= Your task =
Every line of the material is to be set down exactly as written.

= Records for the exercise =
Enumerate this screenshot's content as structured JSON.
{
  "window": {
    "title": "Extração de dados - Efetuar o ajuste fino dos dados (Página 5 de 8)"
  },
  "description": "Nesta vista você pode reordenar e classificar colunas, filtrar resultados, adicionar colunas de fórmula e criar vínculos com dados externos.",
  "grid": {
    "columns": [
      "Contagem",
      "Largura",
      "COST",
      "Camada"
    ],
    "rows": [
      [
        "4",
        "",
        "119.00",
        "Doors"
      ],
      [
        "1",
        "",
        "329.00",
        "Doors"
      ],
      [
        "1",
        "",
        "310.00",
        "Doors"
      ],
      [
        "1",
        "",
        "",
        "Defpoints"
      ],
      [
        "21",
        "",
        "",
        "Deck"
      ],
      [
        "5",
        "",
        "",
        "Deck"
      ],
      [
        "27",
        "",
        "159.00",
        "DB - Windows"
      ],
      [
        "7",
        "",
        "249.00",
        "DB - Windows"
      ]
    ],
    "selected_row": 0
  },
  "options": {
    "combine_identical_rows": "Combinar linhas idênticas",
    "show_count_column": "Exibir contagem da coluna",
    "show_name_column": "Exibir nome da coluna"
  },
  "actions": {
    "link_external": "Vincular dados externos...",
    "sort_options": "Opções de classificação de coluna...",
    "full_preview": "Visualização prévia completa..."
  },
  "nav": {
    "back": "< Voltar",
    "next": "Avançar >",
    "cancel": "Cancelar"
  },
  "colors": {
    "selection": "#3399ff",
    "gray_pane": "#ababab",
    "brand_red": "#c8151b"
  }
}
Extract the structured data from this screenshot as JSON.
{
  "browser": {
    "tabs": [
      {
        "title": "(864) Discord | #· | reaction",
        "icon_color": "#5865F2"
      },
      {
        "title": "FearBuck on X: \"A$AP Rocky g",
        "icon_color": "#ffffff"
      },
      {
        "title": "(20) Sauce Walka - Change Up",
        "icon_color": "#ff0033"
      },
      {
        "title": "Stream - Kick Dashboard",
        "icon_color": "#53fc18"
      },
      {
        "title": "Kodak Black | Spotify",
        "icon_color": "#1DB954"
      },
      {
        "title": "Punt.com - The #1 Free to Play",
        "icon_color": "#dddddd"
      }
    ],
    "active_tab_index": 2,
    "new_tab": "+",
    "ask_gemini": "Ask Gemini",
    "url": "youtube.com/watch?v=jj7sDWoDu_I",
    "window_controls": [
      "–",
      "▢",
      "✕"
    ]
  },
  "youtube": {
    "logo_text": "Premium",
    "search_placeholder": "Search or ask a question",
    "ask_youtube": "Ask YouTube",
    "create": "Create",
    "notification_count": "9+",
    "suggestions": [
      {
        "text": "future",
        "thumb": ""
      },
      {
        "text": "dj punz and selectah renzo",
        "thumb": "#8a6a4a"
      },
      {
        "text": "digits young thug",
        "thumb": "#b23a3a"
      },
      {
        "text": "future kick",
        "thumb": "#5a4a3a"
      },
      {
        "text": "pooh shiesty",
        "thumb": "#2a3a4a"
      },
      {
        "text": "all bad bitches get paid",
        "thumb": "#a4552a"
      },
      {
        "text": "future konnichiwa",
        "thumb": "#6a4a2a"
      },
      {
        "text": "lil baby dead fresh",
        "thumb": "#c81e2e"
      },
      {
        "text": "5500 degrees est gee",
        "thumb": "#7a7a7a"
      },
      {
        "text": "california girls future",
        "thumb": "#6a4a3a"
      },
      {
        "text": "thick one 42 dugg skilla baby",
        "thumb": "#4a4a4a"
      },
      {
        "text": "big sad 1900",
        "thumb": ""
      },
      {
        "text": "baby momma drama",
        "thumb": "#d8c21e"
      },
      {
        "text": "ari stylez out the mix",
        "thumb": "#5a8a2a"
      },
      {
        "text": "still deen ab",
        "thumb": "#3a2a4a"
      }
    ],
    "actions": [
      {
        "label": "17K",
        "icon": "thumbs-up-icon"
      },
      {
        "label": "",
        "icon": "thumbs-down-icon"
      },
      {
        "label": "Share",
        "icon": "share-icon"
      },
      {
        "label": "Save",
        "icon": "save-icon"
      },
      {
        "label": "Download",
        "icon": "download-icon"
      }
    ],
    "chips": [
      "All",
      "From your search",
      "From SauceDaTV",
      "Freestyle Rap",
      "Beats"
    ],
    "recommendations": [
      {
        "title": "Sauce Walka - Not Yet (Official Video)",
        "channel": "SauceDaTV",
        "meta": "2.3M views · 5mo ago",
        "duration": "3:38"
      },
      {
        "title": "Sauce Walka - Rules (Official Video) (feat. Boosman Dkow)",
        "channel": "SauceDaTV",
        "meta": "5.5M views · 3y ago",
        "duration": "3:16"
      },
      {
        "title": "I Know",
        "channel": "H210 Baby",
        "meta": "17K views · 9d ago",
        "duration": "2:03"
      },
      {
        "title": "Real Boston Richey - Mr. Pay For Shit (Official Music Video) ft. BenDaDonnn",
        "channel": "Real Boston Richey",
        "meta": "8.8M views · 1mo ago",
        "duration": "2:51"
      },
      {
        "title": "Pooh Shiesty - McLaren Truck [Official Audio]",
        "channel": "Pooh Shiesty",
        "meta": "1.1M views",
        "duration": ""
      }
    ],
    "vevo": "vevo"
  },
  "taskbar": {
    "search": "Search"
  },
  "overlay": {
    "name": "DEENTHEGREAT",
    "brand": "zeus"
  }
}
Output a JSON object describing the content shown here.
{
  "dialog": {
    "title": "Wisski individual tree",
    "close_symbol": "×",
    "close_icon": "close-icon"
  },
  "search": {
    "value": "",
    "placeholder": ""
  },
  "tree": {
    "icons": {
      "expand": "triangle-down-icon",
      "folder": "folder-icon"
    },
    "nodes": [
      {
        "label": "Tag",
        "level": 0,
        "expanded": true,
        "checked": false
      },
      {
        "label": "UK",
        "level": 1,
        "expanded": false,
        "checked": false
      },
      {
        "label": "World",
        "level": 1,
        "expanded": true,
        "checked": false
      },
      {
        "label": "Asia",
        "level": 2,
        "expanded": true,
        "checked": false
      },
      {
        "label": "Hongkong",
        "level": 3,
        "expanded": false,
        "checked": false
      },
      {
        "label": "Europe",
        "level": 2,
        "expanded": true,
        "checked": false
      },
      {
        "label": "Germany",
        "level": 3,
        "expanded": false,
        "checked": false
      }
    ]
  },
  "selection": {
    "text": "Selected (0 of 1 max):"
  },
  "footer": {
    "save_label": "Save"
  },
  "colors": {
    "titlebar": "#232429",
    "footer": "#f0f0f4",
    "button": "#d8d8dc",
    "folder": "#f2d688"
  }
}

= Exercise output =
Enumerate this screenshot's content as structured JSON.
{
  "window": {
    "title": "Extração de dados - Efetuar o ajuste fino dos dados (Página 5 de 8)"
  },
  "description": "Nesta vista você pode reordenar e classificar colunas, filtrar resultados, adicionar colunas de fórmula e criar vínculos com dados externos.",
  "grid": {
    "columns": [
      "Contagem",
      "Largura",
      "COST",
      "Camada"
    ],
    "rows": [
      [
        "4",
        "",
        "119.00",
        "Doors"
      ],
      [
        "1",
        "",
        "329.00",
        "Doors"
      ],
      [
        "1",
        "",
        "310.00",
        "Doors"
      ],
      [
        "1",
        "",
        "",
        "Defpoints"
      ],
      [
        "21",
        "",
        "",
        "Deck"
      ],
      [
        "5",
        "",
        "",
        "Deck"
      ],
      [
        "27",
        "",
        "159.00",
        "DB - Windows"
      ],
      [
        "7",
        "",
        "249.00",
        "DB - Windows"
      ]
    ],
    "selected_row": 0
  },
  "options": {
    "combine_identical_rows": "Combinar linhas idênticas",
    "show_count_column": "Exibir contagem da coluna",
    "show_name_column": "Exibir nome da coluna"
  },
  "actions": {
    "link_external": "Vincular dados externos...",
    "sort_options": "Opções de classificação de coluna...",
    "full_preview": "Visualização prévia completa..."
  },
  "nav": {
    "back": "< Voltar",
    "next": "Avançar >",
    "cancel": "Cancelar"
  },
  "colors": {
    "selection": "#3399ff",
    "gray_pane": "#ababab",
    "brand_red": "#c8151b"
  }
}
Extract the structured data from this screenshot as JSON.
{
  "browser": {
    "tabs": [
      {
        "title": "(864) Discord | #· | reaction",
        "icon_color": "#5865F2"
      },
      {
        "title": "FearBuck on X: \"A$AP Rocky g",
        "icon_color": "#ffffff"
      },
      {
        "title": "(20) Sauce Walka - Change Up",
        "icon_color": "#ff0033"
      },
      {
        "title": "Stream - Kick Dashboard",
        "icon_color": "#53fc18"
      },
      {
        "title": "Kodak Black | Spotify",
        "icon_color": "#1DB954"
      },
      {
        "title": "Punt.com - The #1 Free to Play",
        "icon_color": "#dddddd"
      }
    ],
    "active_tab_index": 2,
    "new_tab": "+",
    "ask_gemini": "Ask Gemini",
    "url": "youtube.com/watch?v=jj7sDWoDu_I",
    "window_controls": [
      "–",
      "▢",
      "✕"
    ]
  },
  "youtube": {
    "logo_text": "Premium",
    "search_placeholder": "Search or ask a question",
    "ask_youtube": "Ask YouTube",
    "create": "Create",
    "notification_count": "9+",
    "suggestions": [
      {
        "text": "future",
        "thumb": ""
      },
      {
        "text": "dj punz and selectah renzo",
        "thumb": "#8a6a4a"
      },
      {
        "text": "digits young thug",
        "thumb": "#b23a3a"
      },
      {
        "text": "future kick",
        "thumb": "#5a4a3a"
      },
      {
        "text": "pooh shiesty",
        "thumb": "#2a3a4a"
      },
      {
        "text": "all bad bitches get paid",
        "thumb": "#a4552a"
      },
      {
        "text": "future konnichiwa",
        "thumb": "#6a4a2a"
      },
      {
        "text": "lil baby dead fresh",
        "thumb": "#c81e2e"
      },
      {
        "text": "5500 degrees est gee",
        "thumb": "#7a7a7a"
      },
      {
        "text": "california girls future",
        "thumb": "#6a4a3a"
      },
      {
        "text": "thick one 42 dugg skilla baby",
        "thumb": "#4a4a4a"
      },
      {
        "text": "big sad 1900",
        "thumb": ""
      },
      {
        "text": "baby momma drama",
        "thumb": "#d8c21e"
      },
      {
        "text": "ari stylez out the mix",
        "thumb": "#5a8a2a"
      },
      {
        "text": "still deen ab",
        "thumb": "#3a2a4a"
      }
    ],
    "actions": [
      {
        "label": "17K",
        "icon": "thumbs-up-icon"
      },
      {
        "label": "",
        "icon": "thumbs-down-icon"
      },
      {
        "label": "Share",
        "icon": "share-icon"
      },
      {
        "label": "Save",
        "icon": "save-icon"
      },
      {
        "label": "Download",
        "icon": "download-icon"
      }
    ],
    "chips": [
      "All",
      "From your search",
      "From SauceDaTV",
      "Freestyle Rap",
      "Beats"
    ],
    "recommendations": [
      {
        "title": "Sauce Walka - Not Yet (Official Video)",
        "channel": "SauceDaTV",
        "meta": "2.3M views · 5mo ago",
        "duration": "3:38"
      },
      {
        "title": "Sauce Walka - Rules (Official Video) (feat. Boosman Dkow)",
        "channel": "SauceDaTV",
        "meta": "5.5M views · 3y ago",
        "duration": "3:16"
      },
      {
        "title": "I Know",
        "channel": "H210 Baby",
        "meta": "17K views · 9d ago",
        "duration": "2:03"
      },
      {
        "title": "Real Boston Richey - Mr. Pay For Shit (Official Music Video) ft. BenDaDonnn",
        "channel": "Real Boston Richey",
        "meta": "8.8M views · 1mo ago",
        "duration": "2:51"
      },
      {
        "title": "Pooh Shiesty - McLaren Truck [Official Audio]",
        "channel": "Pooh Shiesty",
        "meta": "1.1M views",
        "duration": ""
      }
    ],
    "vevo": "vevo"
  },
  "taskbar": {
    "search": "Search"
  },
  "overlay": {
    "name": "DEENTHEGREAT",
    "brand": "zeus"
  }
}
Output a JSON object describing the content shown here.
{
  "dialog": {
    "title": "Wisski individual tree",
    "close_symbol": "×",
    "close_icon": "close-icon"
  },
  "search": {
    "value": "",
    "placeholder": ""
  },
  "tree": {
    "icons": {
      "expand": "triangle-down-icon",
      "folder": "folder-icon"
    },
    "nodes": [
      {
        "label": "Tag",
        "level": 0,
        "expanded": true,
        "checked": false
      },
      {
        "label": "UK",
        "level": 1,
        "expanded": false,
        "checked": false
      },
      {
        "label": "World",
        "level": 1,
        "expanded": true,
        "checked": false
      },
      {
        "label": "Asia",
        "level": 2,
        "expanded": true,
        "checked": false
      },
      {
        "label": "Hongkong",
        "level": 3,
        "expanded": false,
        "checked": false
      },
      {
        "label": "Europe",
        "level": 2,
        "expanded": true,
        "checked": false
      },
      {
        "label": "Germany",
        "level": 3,
        "expanded": false,
        "checked": false
      }
    ]
  },
  "selection": {
    "text": "Selected (0 of 1 max):"
  },
  "footer": {
    "save_label": "Save"
  },
  "colors": {
    "titlebar": "#232429",
    "footer": "#f0f0f4",
    "button": "#d8d8dc",
    "folder": "#f2d688"
  }
}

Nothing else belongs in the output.